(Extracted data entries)
—————
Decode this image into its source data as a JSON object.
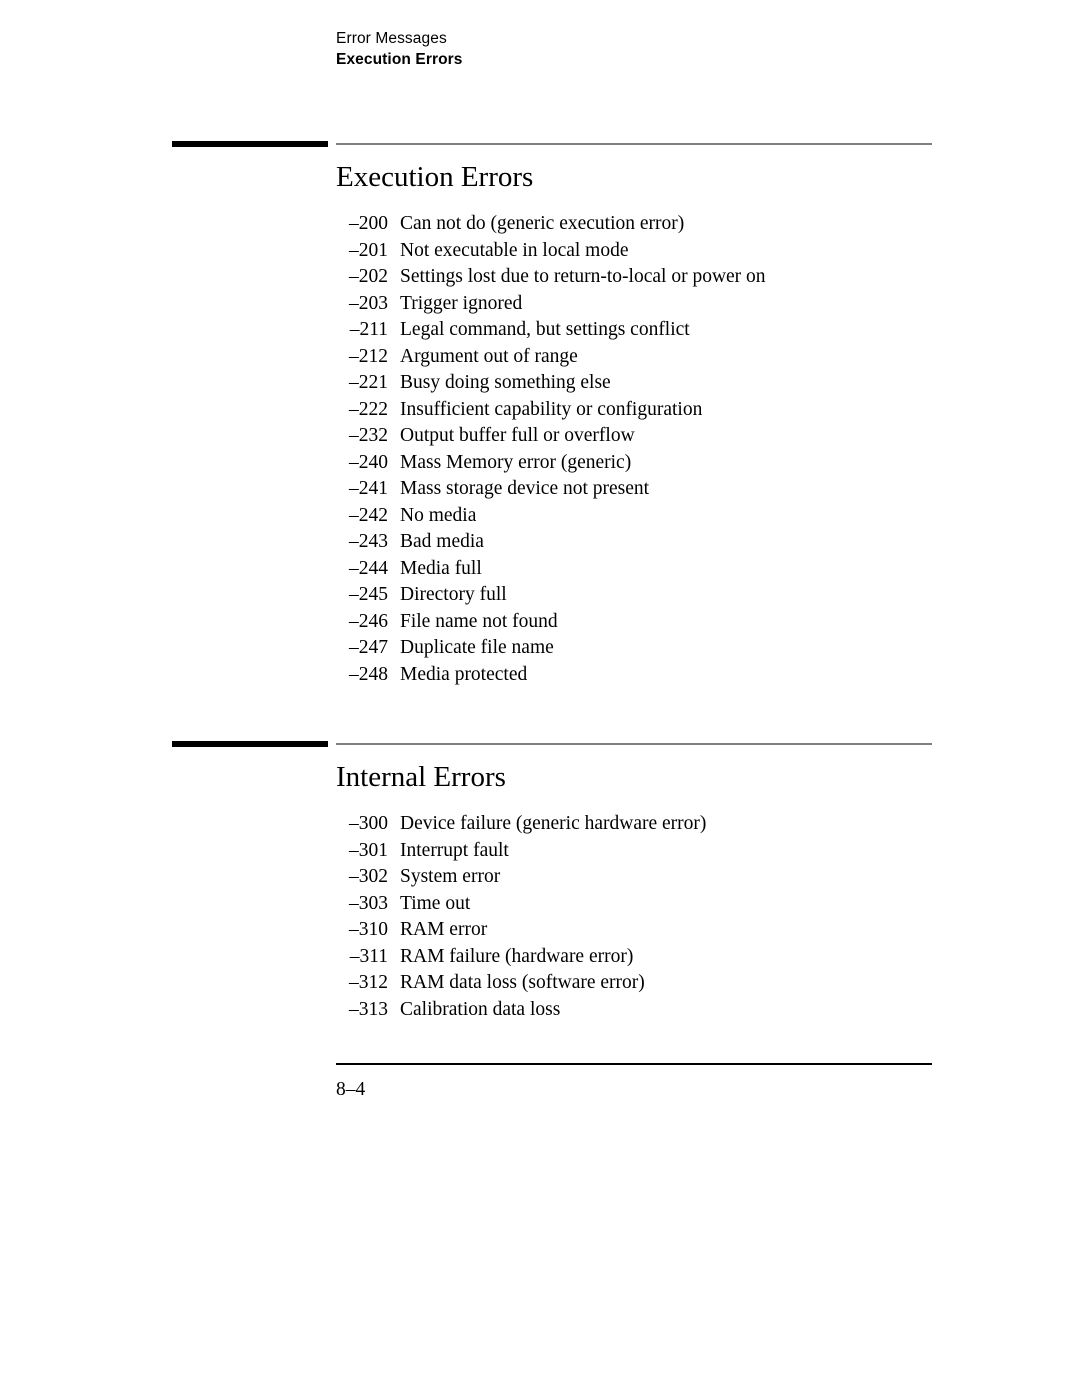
{
  "header": {
    "chapter_title": "Error Messages",
    "section_title": "Execution Errors"
  },
  "sections": [
    {
      "heading": "Execution Errors",
      "items": [
        {
          "code": "–200",
          "text": "Can not do (generic execution error)"
        },
        {
          "code": "–201",
          "text": "Not executable in local mode"
        },
        {
          "code": "–202",
          "text": "Settings lost due to return-to-local or power on"
        },
        {
          "code": "–203",
          "text": "Trigger ignored"
        },
        {
          "code": "–211",
          "text": "Legal command, but settings conflict"
        },
        {
          "code": "–212",
          "text": "Argument out of range"
        },
        {
          "code": "–221",
          "text": "Busy doing something else"
        },
        {
          "code": "–222",
          "text": "Insufficient capability or configuration"
        },
        {
          "code": "–232",
          "text": "Output buffer full or overflow"
        },
        {
          "code": "–240",
          "text": "Mass Memory error (generic)"
        },
        {
          "code": "–241",
          "text": "Mass storage device not present"
        },
        {
          "code": "–242",
          "text": "No media"
        },
        {
          "code": "–243",
          "text": "Bad media"
        },
        {
          "code": "–244",
          "text": "Media full"
        },
        {
          "code": "–245",
          "text": "Directory full"
        },
        {
          "code": "–246",
          "text": "File name not found"
        },
        {
          "code": "–247",
          "text": "Duplicate file name"
        },
        {
          "code": "–248",
          "text": "Media protected"
        }
      ]
    },
    {
      "heading": "Internal Errors",
      "items": [
        {
          "code": "–300",
          "text": "Device failure (generic hardware error)"
        },
        {
          "code": "–301",
          "text": "Interrupt fault"
        },
        {
          "code": "–302",
          "text": "System error"
        },
        {
          "code": "–303",
          "text": "Time out"
        },
        {
          "code": "–310",
          "text": "RAM error"
        },
        {
          "code": "–311",
          "text": "RAM failure (hardware error)"
        },
        {
          "code": "–312",
          "text": "RAM data loss (software error)"
        },
        {
          "code": "–313",
          "text": "Calibration data loss"
        }
      ]
    }
  ],
  "footer": {
    "page_number": "8–4"
  },
  "colors": {
    "text": "#000000",
    "rule_thin": "#808080",
    "rule_thick": "#000000",
    "background": "#ffffff"
  }
}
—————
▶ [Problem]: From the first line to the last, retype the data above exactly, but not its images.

▶ [Solved problem]:
Decode this image into its source data as a JSON object.
{
  "header": {
    "chapter_title": "Error Messages",
    "section_title": "Execution Errors"
  },
  "sections": [
    {
      "heading": "Execution Errors",
      "items": [
        {
          "code": "–200",
          "text": "Can not do (generic execution error)"
        },
        {
          "code": "–201",
          "text": "Not executable in local mode"
        },
        {
          "code": "–202",
          "text": "Settings lost due to return-to-local or power on"
        },
        {
          "code": "–203",
          "text": "Trigger ignored"
        },
        {
          "code": "–211",
          "text": "Legal command, but settings conflict"
        },
        {
          "code": "–212",
          "text": "Argument out of range"
        },
        {
          "code": "–221",
          "text": "Busy doing something else"
        },
        {
          "code": "–222",
          "text": "Insufficient capability or configuration"
        },
        {
          "code": "–232",
          "text": "Output buffer full or overflow"
        },
        {
          "code": "–240",
          "text": "Mass Memory error (generic)"
        },
        {
          "code": "–241",
          "text": "Mass storage device not present"
        },
        {
          "code": "–242",
          "text": "No media"
        },
        {
          "code": "–243",
          "text": "Bad media"
        },
        {
          "code": "–244",
          "text": "Media full"
        },
        {
          "code": "–245",
          "text": "Directory full"
        },
        {
          "code": "–246",
          "text": "File name not found"
        },
        {
          "code": "–247",
          "text": "Duplicate file name"
        },
        {
          "code": "–248",
          "text": "Media protected"
        }
      ]
    },
    {
      "heading": "Internal Errors",
      "items": [
        {
          "code": "–300",
          "text": "Device failure (generic hardware error)"
        },
        {
          "code": "–301",
          "text": "Interrupt fault"
        },
        {
          "code": "–302",
          "text": "System error"
        },
        {
          "code": "–303",
          "text": "Time out"
        },
        {
          "code": "–310",
          "text": "RAM error"
        },
        {
          "code": "–311",
          "text": "RAM failure (hardware error)"
        },
        {
          "code": "–312",
          "text": "RAM data loss (software error)"
        },
        {
          "code": "–313",
          "text": "Calibration data loss"
        }
      ]
    }
  ],
  "footer": {
    "page_number": "8–4"
  },
  "colors": {
    "text": "#000000",
    "rule_thin": "#808080",
    "rule_thick": "#000000",
    "background": "#ffffff"
  }
}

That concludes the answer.